Provide a verbatim copy of all the records below, leaving the images out.
(DATA SECTION)
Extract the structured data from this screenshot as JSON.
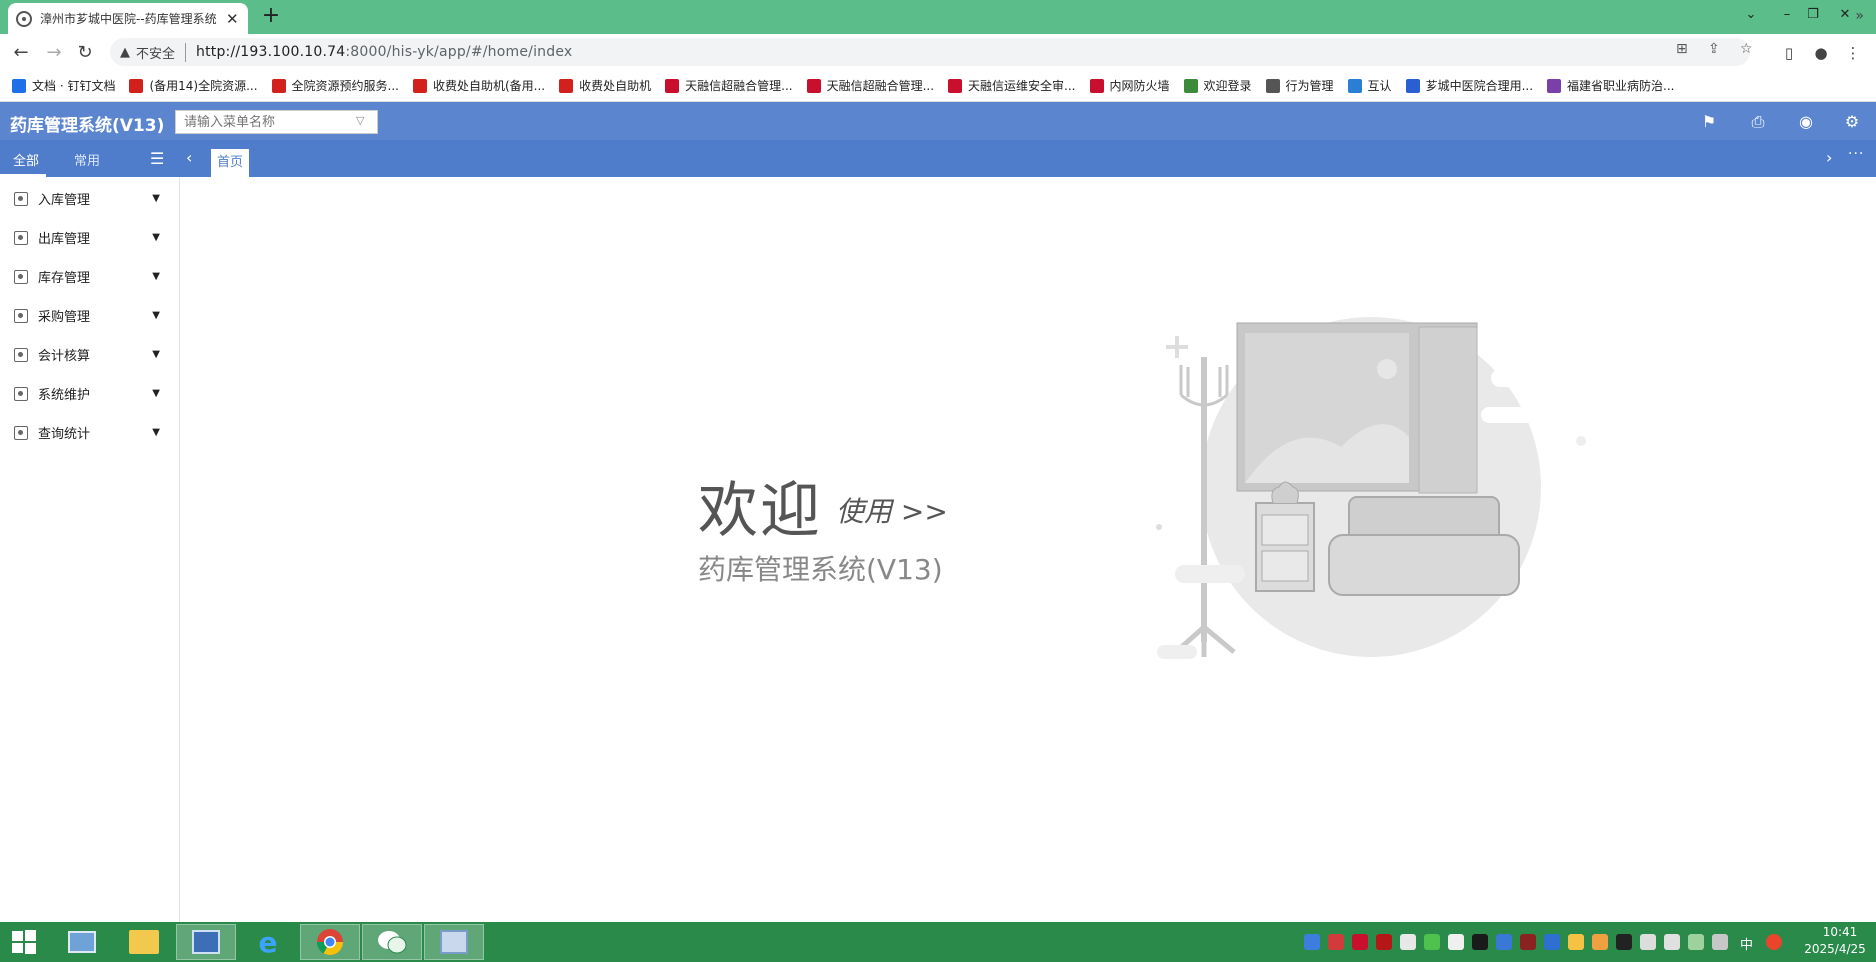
{
  "browser": {
    "tab_title": "漳州市芗城中医院--药库管理系统",
    "new_tab": "+",
    "close_tab": "✕",
    "address": {
      "security_label": "不安全",
      "url_host": "http://193.100.10.74",
      "url_rest": ":8000/his-yk/app/#/home/index"
    },
    "bookmarks": [
      {
        "label": "文档 · 钉钉文档",
        "color": "#1f6fe8"
      },
      {
        "label": "(备用14)全院资源...",
        "color": "#d2211c"
      },
      {
        "label": "全院资源预约服务...",
        "color": "#d2211c"
      },
      {
        "label": "收费处自助机(备用...",
        "color": "#d2211c"
      },
      {
        "label": "收费处自助机",
        "color": "#d2211c"
      },
      {
        "label": "天融信超融合管理...",
        "color": "#c8102e"
      },
      {
        "label": "天融信超融合管理...",
        "color": "#c8102e"
      },
      {
        "label": "天融信运维安全审...",
        "color": "#c8102e"
      },
      {
        "label": "内网防火墙",
        "color": "#c8102e"
      },
      {
        "label": "欢迎登录",
        "color": "#3b8b3b"
      },
      {
        "label": "行为管理",
        "color": "#555555"
      },
      {
        "label": "互认",
        "color": "#2a7fd4"
      },
      {
        "label": "芗城中医院合理用...",
        "color": "#2a5fd4"
      },
      {
        "label": "福建省职业病防治...",
        "color": "#7a3fa8"
      }
    ],
    "bookmarks_more": "»"
  },
  "app": {
    "title": "药库管理系统(V13)",
    "menu_search_placeholder": "请输入菜单名称",
    "nav_tabs": {
      "all": "全部",
      "common": "常用"
    },
    "page_tab": "首页",
    "accent_color": "#5b86cf"
  },
  "sidebar": {
    "items": [
      {
        "label": "入库管理"
      },
      {
        "label": "出库管理"
      },
      {
        "label": "库存管理"
      },
      {
        "label": "采购管理"
      },
      {
        "label": "会计核算"
      },
      {
        "label": "系统维护"
      },
      {
        "label": "查询统计"
      }
    ]
  },
  "main": {
    "welcome": "欢迎",
    "use": "使用 >>",
    "system_name": "药库管理系统(V13)"
  },
  "taskbar": {
    "ime": "中",
    "time": "10:41",
    "date": "2025/4/25"
  }
}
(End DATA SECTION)
COMPLETED TASK:
Extract the structured data from this screenshot as JSON.
{
  "browser": {
    "tab_title": "漳州市芗城中医院--药库管理系统",
    "new_tab": "+",
    "close_tab": "✕",
    "address": {
      "security_label": "不安全",
      "url_host": "http://193.100.10.74",
      "url_rest": ":8000/his-yk/app/#/home/index"
    },
    "bookmarks": [
      {
        "label": "文档 · 钉钉文档",
        "color": "#1f6fe8"
      },
      {
        "label": "(备用14)全院资源...",
        "color": "#d2211c"
      },
      {
        "label": "全院资源预约服务...",
        "color": "#d2211c"
      },
      {
        "label": "收费处自助机(备用...",
        "color": "#d2211c"
      },
      {
        "label": "收费处自助机",
        "color": "#d2211c"
      },
      {
        "label": "天融信超融合管理...",
        "color": "#c8102e"
      },
      {
        "label": "天融信超融合管理...",
        "color": "#c8102e"
      },
      {
        "label": "天融信运维安全审...",
        "color": "#c8102e"
      },
      {
        "label": "内网防火墙",
        "color": "#c8102e"
      },
      {
        "label": "欢迎登录",
        "color": "#3b8b3b"
      },
      {
        "label": "行为管理",
        "color": "#555555"
      },
      {
        "label": "互认",
        "color": "#2a7fd4"
      },
      {
        "label": "芗城中医院合理用...",
        "color": "#2a5fd4"
      },
      {
        "label": "福建省职业病防治...",
        "color": "#7a3fa8"
      }
    ],
    "bookmarks_more": "»"
  },
  "app": {
    "title": "药库管理系统(V13)",
    "menu_search_placeholder": "请输入菜单名称",
    "nav_tabs": {
      "all": "全部",
      "common": "常用"
    },
    "page_tab": "首页",
    "accent_color": "#5b86cf"
  },
  "sidebar": {
    "items": [
      {
        "label": "入库管理"
      },
      {
        "label": "出库管理"
      },
      {
        "label": "库存管理"
      },
      {
        "label": "采购管理"
      },
      {
        "label": "会计核算"
      },
      {
        "label": "系统维护"
      },
      {
        "label": "查询统计"
      }
    ]
  },
  "main": {
    "welcome": "欢迎",
    "use": "使用 >>",
    "system_name": "药库管理系统(V13)"
  },
  "taskbar": {
    "ime": "中",
    "time": "10:41",
    "date": "2025/4/25"
  }
}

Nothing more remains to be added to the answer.